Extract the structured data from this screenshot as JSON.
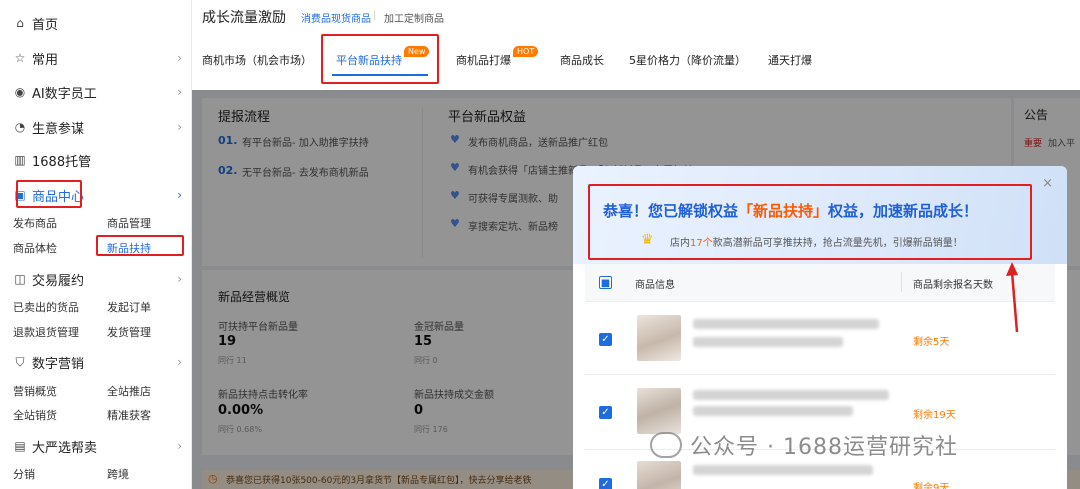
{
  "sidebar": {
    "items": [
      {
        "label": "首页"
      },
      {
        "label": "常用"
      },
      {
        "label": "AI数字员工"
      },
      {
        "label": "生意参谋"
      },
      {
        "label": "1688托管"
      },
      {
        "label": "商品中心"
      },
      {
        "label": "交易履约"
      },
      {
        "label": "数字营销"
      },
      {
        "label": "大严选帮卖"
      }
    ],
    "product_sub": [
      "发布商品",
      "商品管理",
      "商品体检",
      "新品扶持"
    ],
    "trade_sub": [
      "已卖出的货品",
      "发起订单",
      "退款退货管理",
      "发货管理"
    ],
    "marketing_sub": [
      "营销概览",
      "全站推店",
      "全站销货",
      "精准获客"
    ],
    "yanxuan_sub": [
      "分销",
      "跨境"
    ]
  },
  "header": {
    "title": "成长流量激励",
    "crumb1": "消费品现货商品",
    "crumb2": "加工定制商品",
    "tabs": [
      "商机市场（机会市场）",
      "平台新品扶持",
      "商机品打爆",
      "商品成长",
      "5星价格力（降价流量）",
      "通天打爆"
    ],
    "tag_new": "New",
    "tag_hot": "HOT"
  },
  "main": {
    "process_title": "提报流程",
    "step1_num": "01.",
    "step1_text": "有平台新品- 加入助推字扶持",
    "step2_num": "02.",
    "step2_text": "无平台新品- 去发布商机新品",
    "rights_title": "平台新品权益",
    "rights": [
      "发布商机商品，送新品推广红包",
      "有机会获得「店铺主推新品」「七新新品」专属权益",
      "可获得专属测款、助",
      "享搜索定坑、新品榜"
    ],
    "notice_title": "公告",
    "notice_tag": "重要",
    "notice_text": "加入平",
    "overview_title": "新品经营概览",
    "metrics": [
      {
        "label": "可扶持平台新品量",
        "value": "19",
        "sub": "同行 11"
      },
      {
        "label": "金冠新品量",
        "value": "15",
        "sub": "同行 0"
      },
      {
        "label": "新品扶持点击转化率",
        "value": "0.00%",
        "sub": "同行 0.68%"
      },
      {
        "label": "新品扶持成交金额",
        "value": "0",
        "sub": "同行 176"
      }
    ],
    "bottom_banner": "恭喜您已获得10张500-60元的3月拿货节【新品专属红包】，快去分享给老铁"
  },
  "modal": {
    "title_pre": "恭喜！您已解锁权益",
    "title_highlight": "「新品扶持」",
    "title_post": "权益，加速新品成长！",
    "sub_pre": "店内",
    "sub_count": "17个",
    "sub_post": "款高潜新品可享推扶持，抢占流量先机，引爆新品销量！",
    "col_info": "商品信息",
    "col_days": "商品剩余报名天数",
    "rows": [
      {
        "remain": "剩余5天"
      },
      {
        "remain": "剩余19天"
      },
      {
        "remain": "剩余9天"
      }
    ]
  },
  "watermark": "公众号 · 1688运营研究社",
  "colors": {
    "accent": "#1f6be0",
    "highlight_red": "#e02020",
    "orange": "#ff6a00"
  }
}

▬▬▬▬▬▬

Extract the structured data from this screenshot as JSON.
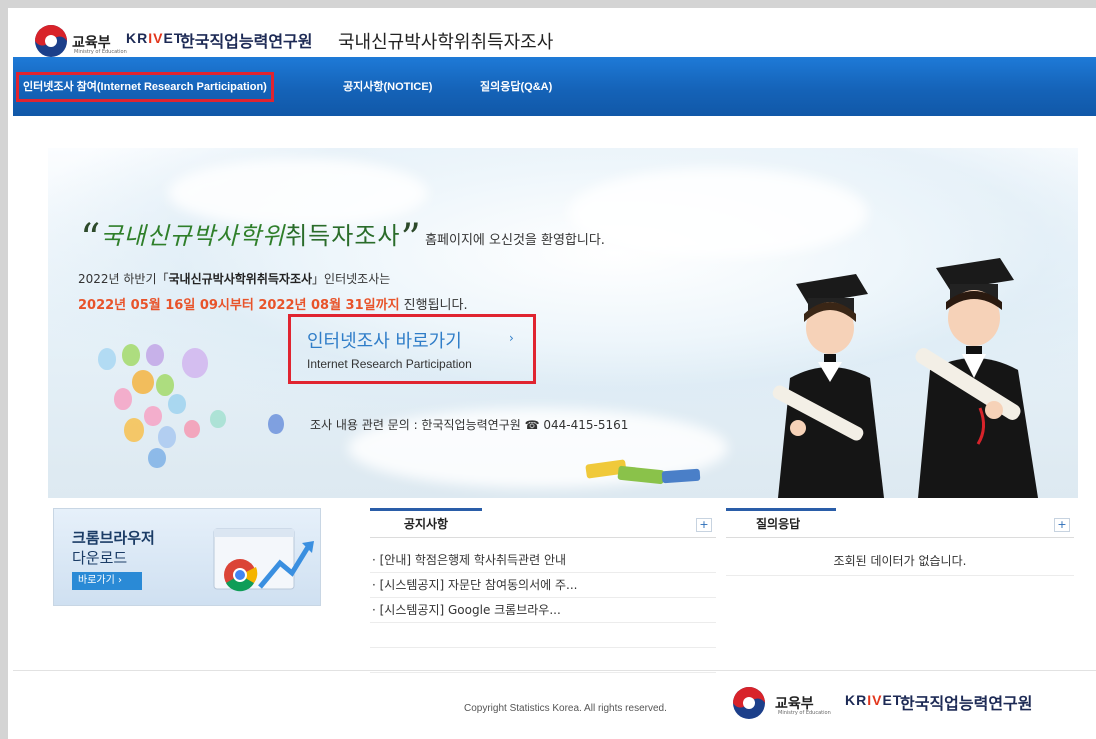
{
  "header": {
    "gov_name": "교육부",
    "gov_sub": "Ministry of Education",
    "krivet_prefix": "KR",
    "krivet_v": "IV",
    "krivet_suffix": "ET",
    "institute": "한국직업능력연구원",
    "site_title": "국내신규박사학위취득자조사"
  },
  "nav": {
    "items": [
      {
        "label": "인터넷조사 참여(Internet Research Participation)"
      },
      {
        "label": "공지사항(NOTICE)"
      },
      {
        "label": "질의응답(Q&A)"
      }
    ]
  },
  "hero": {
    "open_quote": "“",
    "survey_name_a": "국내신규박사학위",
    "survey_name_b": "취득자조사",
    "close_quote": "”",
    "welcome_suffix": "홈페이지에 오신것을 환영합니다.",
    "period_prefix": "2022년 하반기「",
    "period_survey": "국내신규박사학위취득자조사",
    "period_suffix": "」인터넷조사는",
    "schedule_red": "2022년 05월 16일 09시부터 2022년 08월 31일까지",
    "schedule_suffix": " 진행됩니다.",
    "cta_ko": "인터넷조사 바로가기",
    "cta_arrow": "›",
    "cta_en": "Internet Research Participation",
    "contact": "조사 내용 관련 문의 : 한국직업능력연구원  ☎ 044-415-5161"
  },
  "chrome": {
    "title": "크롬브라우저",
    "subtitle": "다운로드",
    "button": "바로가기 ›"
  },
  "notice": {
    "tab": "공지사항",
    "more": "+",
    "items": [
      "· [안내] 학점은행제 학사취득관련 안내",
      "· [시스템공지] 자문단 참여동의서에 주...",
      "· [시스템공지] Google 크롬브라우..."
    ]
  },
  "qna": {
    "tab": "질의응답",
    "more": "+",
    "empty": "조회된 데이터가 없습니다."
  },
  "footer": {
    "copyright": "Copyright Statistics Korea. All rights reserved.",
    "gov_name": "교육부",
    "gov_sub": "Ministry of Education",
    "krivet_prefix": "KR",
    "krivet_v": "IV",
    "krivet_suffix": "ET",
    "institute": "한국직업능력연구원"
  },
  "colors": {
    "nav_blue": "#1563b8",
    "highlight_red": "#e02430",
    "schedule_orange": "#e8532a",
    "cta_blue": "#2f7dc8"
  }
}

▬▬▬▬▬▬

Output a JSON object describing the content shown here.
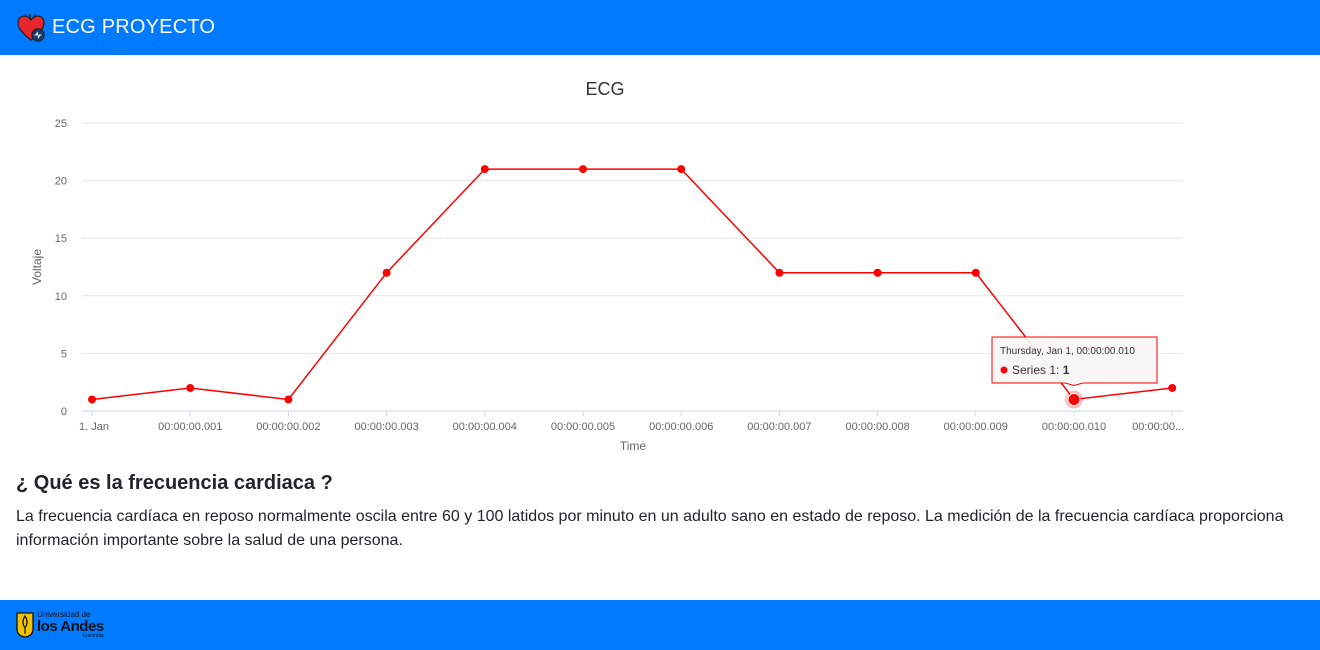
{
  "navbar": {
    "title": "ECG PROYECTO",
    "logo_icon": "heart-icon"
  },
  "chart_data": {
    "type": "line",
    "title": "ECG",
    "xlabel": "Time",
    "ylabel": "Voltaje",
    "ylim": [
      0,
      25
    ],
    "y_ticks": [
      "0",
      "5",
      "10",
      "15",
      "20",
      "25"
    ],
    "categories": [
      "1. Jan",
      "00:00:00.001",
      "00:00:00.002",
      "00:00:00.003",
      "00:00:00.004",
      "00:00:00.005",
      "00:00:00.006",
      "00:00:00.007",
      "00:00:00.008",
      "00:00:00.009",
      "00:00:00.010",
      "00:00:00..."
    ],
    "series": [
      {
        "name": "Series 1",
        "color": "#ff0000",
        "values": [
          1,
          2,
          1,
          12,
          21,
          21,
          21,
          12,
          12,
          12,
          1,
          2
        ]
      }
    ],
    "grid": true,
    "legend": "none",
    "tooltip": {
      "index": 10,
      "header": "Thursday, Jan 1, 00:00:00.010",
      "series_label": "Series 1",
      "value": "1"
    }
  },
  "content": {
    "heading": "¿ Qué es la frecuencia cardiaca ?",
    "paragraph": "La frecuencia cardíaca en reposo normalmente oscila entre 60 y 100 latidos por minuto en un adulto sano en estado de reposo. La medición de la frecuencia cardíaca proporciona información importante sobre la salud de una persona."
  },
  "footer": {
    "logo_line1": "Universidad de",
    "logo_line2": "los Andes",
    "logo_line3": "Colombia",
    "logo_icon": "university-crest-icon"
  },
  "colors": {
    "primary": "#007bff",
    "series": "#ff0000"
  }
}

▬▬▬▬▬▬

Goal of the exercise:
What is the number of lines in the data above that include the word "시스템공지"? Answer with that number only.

Solution to this task:
2